> [Your goal]:
Wherever a line in the data holds the word "Commonwealth", pull that line out.

> [Task material]:

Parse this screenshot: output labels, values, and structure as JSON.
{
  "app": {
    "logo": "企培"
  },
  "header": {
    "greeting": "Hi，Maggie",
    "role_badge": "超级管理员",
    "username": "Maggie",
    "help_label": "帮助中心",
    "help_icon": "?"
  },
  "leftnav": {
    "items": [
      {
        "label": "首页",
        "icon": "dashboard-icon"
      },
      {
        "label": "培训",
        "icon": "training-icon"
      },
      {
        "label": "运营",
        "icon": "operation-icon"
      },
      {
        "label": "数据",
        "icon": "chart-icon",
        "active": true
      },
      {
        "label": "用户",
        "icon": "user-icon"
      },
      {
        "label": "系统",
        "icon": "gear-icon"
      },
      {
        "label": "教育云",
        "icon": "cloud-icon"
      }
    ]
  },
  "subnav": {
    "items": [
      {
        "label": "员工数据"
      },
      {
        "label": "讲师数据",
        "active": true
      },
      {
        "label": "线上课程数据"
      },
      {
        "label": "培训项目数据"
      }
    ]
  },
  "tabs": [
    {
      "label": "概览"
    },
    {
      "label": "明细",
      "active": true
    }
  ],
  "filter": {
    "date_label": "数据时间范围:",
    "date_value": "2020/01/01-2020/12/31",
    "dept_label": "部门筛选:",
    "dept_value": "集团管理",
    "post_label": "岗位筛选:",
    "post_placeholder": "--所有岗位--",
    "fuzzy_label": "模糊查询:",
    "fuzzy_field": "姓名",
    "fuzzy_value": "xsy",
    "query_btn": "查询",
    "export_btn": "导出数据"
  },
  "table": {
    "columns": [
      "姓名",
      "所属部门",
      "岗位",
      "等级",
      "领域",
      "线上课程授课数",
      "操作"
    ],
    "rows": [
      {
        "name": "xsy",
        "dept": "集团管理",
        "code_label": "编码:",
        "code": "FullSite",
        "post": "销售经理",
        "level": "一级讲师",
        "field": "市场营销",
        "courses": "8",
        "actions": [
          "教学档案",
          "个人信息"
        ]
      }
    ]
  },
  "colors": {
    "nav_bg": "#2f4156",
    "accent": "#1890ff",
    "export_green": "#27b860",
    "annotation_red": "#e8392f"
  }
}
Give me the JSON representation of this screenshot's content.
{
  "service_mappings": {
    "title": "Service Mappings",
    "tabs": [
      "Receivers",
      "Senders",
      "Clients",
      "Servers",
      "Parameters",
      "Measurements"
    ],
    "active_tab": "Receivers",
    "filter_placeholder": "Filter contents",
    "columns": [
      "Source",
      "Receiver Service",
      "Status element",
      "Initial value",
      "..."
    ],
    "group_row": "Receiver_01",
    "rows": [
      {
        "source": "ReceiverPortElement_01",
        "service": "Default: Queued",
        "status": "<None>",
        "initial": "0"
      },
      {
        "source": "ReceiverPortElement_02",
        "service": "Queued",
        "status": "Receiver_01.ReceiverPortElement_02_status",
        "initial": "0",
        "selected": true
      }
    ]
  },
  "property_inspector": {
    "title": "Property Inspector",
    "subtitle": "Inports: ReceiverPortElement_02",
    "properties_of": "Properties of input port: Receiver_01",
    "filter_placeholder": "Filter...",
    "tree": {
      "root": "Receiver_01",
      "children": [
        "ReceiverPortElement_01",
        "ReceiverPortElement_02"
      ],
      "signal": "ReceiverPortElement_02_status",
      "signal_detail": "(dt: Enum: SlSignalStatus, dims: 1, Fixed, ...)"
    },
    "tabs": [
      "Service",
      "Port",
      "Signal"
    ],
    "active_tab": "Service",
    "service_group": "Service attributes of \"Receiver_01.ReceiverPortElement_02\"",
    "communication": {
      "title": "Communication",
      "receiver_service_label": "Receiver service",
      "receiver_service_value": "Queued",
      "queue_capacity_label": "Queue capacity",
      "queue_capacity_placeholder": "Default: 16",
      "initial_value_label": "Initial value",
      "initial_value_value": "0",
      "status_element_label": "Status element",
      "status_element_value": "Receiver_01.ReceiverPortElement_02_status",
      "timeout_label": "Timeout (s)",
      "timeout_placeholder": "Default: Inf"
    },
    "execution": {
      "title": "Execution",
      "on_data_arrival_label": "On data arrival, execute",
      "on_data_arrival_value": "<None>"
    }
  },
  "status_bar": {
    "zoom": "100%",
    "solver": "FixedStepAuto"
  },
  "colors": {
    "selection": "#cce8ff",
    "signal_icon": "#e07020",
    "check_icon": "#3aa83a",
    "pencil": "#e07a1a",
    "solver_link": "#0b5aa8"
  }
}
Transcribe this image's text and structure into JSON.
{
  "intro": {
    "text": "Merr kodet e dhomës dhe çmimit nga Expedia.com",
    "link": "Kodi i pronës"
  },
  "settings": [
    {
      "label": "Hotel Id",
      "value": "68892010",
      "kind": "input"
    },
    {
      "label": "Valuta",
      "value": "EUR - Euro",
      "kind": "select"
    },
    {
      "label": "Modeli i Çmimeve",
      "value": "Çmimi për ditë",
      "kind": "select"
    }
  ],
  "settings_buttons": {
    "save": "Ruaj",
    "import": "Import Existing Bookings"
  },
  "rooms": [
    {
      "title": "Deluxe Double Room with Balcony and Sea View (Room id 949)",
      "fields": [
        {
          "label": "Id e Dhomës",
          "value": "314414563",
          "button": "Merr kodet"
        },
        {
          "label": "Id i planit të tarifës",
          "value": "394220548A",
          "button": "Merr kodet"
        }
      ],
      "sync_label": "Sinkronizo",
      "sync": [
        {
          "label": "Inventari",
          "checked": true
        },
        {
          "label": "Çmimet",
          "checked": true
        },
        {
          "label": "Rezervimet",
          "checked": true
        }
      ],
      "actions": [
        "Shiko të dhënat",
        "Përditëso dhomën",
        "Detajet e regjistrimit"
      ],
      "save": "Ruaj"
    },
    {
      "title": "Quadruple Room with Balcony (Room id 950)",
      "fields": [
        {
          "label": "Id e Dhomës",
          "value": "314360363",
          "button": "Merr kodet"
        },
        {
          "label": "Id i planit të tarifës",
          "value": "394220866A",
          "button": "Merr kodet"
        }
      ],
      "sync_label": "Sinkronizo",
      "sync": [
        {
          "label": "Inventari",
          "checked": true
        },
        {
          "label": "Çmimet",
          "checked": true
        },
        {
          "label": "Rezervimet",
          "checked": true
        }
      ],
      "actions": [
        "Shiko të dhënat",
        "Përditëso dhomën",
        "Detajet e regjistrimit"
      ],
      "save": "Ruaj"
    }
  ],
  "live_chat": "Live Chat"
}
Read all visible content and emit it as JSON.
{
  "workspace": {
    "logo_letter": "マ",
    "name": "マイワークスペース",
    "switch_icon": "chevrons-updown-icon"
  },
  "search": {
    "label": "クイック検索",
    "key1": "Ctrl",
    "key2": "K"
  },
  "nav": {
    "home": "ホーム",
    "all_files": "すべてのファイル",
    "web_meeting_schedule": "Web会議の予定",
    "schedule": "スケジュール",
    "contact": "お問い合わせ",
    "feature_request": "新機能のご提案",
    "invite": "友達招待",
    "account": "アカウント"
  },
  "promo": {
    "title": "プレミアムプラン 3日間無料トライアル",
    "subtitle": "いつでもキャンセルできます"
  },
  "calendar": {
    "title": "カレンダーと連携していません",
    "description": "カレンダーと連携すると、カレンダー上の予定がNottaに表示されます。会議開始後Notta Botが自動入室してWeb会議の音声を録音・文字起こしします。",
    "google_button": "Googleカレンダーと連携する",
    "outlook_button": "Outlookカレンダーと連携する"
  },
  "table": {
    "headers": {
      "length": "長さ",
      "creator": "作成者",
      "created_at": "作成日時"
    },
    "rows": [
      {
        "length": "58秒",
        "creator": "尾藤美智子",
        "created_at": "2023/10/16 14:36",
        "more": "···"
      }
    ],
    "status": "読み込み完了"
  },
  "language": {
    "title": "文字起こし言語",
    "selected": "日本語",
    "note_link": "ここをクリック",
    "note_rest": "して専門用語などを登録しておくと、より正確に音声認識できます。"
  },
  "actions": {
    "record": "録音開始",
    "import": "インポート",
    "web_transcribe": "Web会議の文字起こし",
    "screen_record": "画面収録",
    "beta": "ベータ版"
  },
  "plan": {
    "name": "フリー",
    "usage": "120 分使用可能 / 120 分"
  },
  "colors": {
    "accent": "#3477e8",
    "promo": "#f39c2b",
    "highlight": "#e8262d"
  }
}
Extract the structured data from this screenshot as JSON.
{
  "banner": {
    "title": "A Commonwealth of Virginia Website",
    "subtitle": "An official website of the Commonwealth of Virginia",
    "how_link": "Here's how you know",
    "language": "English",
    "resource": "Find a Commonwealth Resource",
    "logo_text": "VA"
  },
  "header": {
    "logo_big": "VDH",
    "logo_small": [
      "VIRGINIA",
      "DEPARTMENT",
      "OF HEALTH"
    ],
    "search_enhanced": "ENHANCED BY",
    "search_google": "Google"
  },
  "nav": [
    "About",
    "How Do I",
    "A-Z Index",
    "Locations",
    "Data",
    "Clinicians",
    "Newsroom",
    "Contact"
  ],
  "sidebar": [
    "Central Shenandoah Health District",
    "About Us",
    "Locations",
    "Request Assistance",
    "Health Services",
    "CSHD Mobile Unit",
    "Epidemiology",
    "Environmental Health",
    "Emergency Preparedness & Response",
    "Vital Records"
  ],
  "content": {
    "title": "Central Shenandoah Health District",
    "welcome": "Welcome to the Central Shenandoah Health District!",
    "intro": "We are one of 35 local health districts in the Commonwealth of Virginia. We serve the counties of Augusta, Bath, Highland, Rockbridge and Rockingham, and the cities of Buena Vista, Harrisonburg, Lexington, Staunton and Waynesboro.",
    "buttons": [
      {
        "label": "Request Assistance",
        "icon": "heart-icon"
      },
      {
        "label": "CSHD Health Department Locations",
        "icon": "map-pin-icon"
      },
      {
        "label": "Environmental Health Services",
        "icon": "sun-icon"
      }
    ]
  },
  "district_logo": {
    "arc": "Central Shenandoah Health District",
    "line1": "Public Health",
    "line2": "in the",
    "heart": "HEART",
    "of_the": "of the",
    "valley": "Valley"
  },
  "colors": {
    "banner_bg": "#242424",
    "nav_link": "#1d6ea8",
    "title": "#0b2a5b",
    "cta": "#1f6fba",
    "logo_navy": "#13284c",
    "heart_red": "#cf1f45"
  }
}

> [Exercise result]:
    "title": "A Commonwealth of Virginia Website",
    "subtitle": "An official website of the Commonwealth of Virginia",
    "resource": "Find a Commonwealth Resource",
    "intro": "We are one of 35 local health districts in the Commonwealth of Virginia. We serve the counties of Augusta, Bath, Highland, Rockbridge and Rockingham, and the cities of Buena Vista, Harrisonburg, Lexington, Staunton and Waynesboro.",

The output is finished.